Where his Amalgam releases showcased a noticeably loose and disjointed feel, Curren$y feels even more relaxed and comfortable around Ski’s veteran production skills, which keep the album focused and suspended in the clouds. Ski knows what he’s doing and this might the first time since Camp Lo that he’s had a rapper capable of handling his orchestral champagne and bubble bath beats. There’s a cohesion to the project that previous efforts had lacked, with big budget guest appearances from Snoop Dogg and Mos Def fitting to the slow-burning groove. Curren$y comes off like a Devin the Dude for the boutique era–more interested in vibe and atmosphere than straight-up lyricism, but unafraid to take off on spacey flights as seen on “Audio Dope II” and single “King Kong.”
Curren$y’s reputation as an aficionado of superb cannabis certainly precedes him, but don’t expect an album full of strictly weed songs. “The Hangover,” a collabo with Mikey Rocks of the Cool Kids, boasts a caffeinated and liquored up party vibe. While tracks like “Prioritize” and “The Day” even breach inspirational territory — though I’m unsure if having Jay Electronica “renegade” you on your own shit was such a good idea. Jay’s opening line (“My mama told me “Son, always call a spade a spade. Be like Chuck D, never be like Flava Flav”) has appeared on my Twitter feed at least a dozen times in the past week.

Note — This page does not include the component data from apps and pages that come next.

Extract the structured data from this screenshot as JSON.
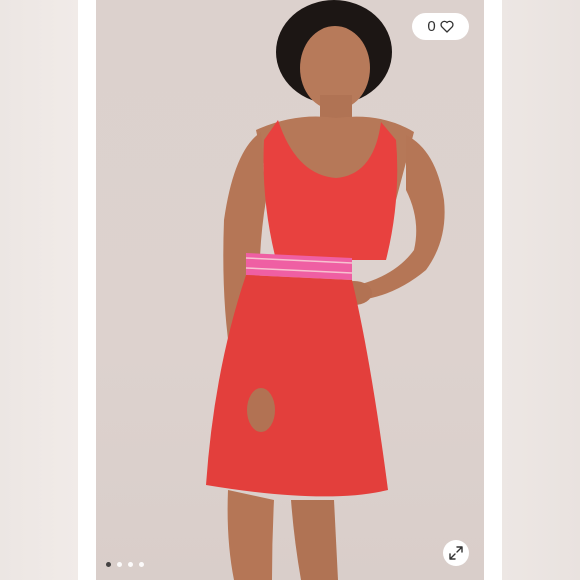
{
  "listing": {
    "like_count": "0",
    "colors": {
      "dress": "#e8413f",
      "waistband": "#ef5fa3",
      "background": "#dcd1cd"
    }
  },
  "carousel": {
    "dots": [
      {
        "active": true
      },
      {
        "active": false
      },
      {
        "active": false
      },
      {
        "active": false
      }
    ]
  },
  "icons": {
    "like": "heart-icon",
    "expand": "expand-arrows-icon"
  }
}
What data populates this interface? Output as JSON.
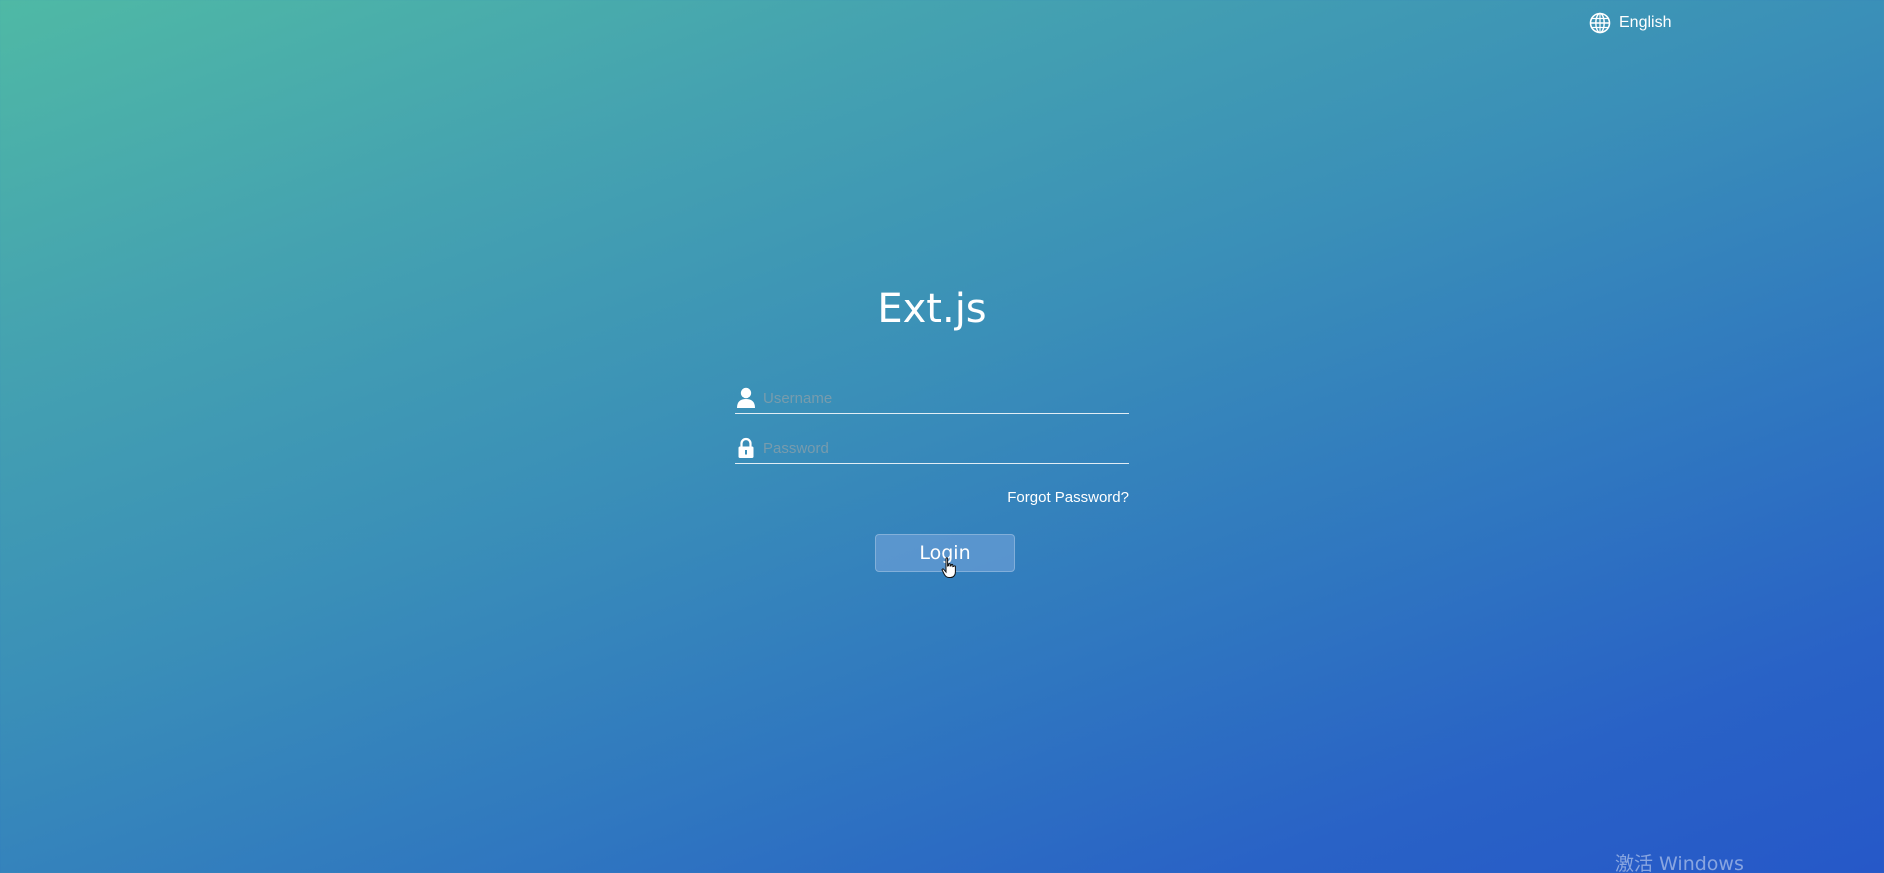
{
  "header": {
    "language_label": "English",
    "language_icon": "globe-icon"
  },
  "app": {
    "title": "Ext.js"
  },
  "form": {
    "username": {
      "icon": "user-icon",
      "placeholder": "Username",
      "value": ""
    },
    "password": {
      "icon": "lock-icon",
      "placeholder": "Password",
      "value": ""
    },
    "forgot_password_label": "Forgot Password?",
    "login_label": "Login"
  },
  "system": {
    "watermark": "激活 Windows"
  },
  "colors": {
    "gradient_top_left": "#4fb9a5",
    "gradient_bottom_right": "#2658c8",
    "text": "#ffffff"
  }
}
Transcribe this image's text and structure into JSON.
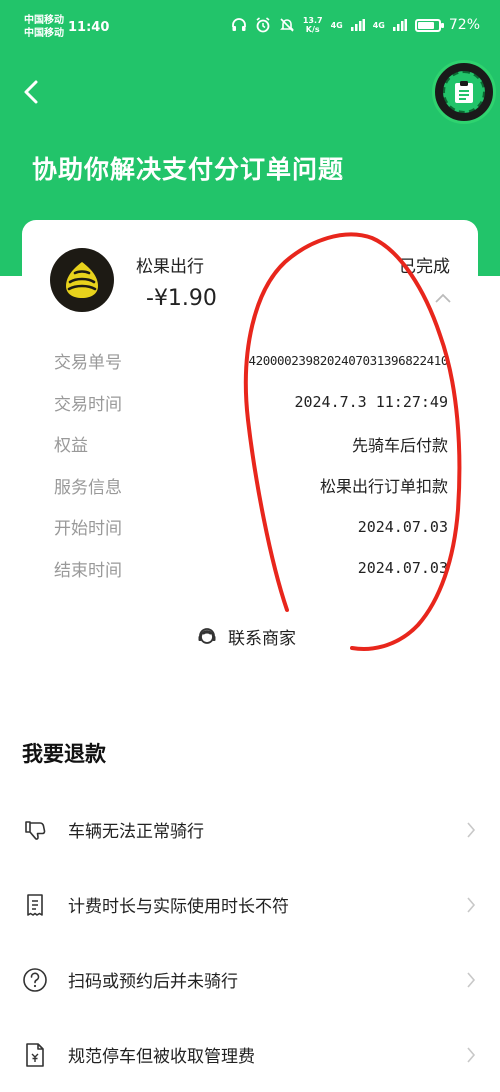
{
  "status_bar": {
    "carrier_1": "中国移动",
    "carrier_2": "中国移动",
    "time": "11:40",
    "speed_value": "13.7",
    "speed_unit": "K/s",
    "net_1": "4G",
    "net_2": "4G",
    "battery_percent": "72%",
    "battery_level": 0.72
  },
  "header": {
    "title": "协助你解决支付分订单问题"
  },
  "order": {
    "merchant": "松果出行",
    "amount": "-¥1.90",
    "status": "已完成",
    "details": [
      {
        "key": "交易单号",
        "value": "4200002398202407031396822410"
      },
      {
        "key": "交易时间",
        "value": "2024.7.3 11:27:49"
      },
      {
        "key": "权益",
        "value": "先骑车后付款"
      },
      {
        "key": "服务信息",
        "value": "松果出行订单扣款"
      },
      {
        "key": "开始时间",
        "value": "2024.07.03"
      },
      {
        "key": "结束时间",
        "value": "2024.07.03"
      }
    ],
    "contact_label": "联系商家"
  },
  "refund": {
    "title": "我要退款",
    "items": [
      {
        "label": "车辆无法正常骑行",
        "icon": "thumbs-down-icon"
      },
      {
        "label": "计费时长与实际使用时长不符",
        "icon": "receipt-icon"
      },
      {
        "label": "扫码或预约后并未骑行",
        "icon": "question-icon"
      },
      {
        "label": "规范停车但被收取管理费",
        "icon": "yuan-document-icon"
      }
    ]
  },
  "colors": {
    "brand_green": "#22c46a",
    "annotation_red": "#e8261c"
  }
}
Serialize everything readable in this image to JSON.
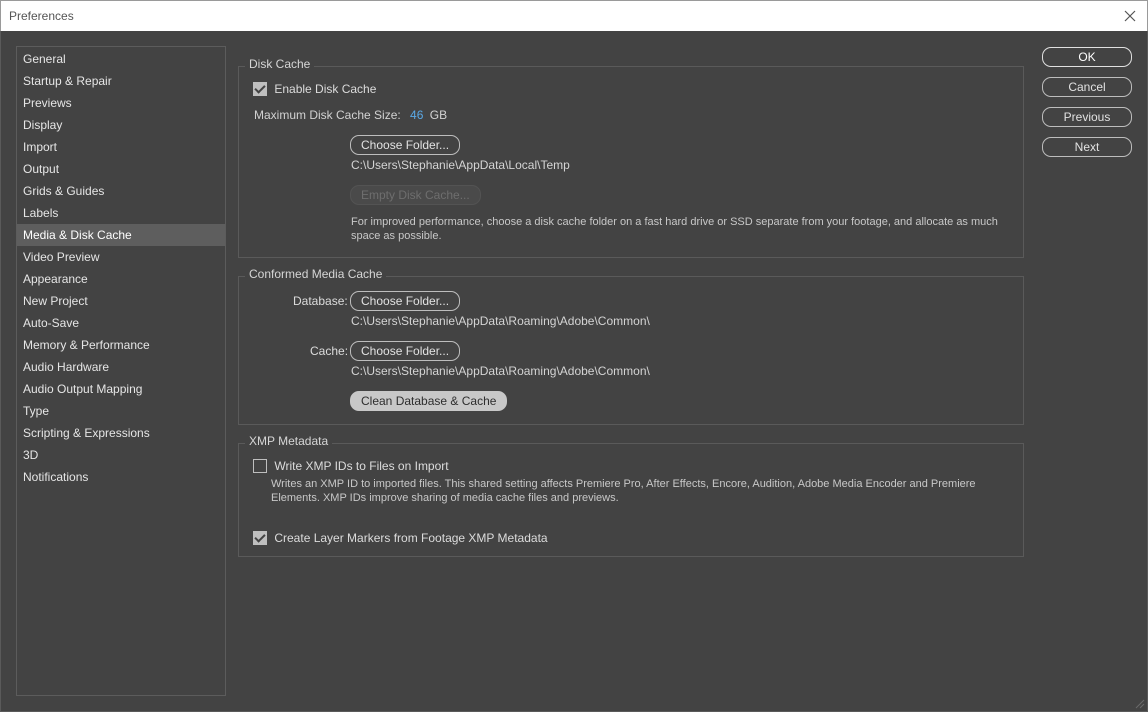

Pilot Talk isn’t about to generate album-of-the-year talk, but Curren$y’s suave, smoked out flow is always enjoyable and surprisingly consistent. After two failed label situations, it’s heartening to see a talented artist like Curren$y finally find a good home and unleash an LP of all kill, no shake. I raise a blunt to you, sir.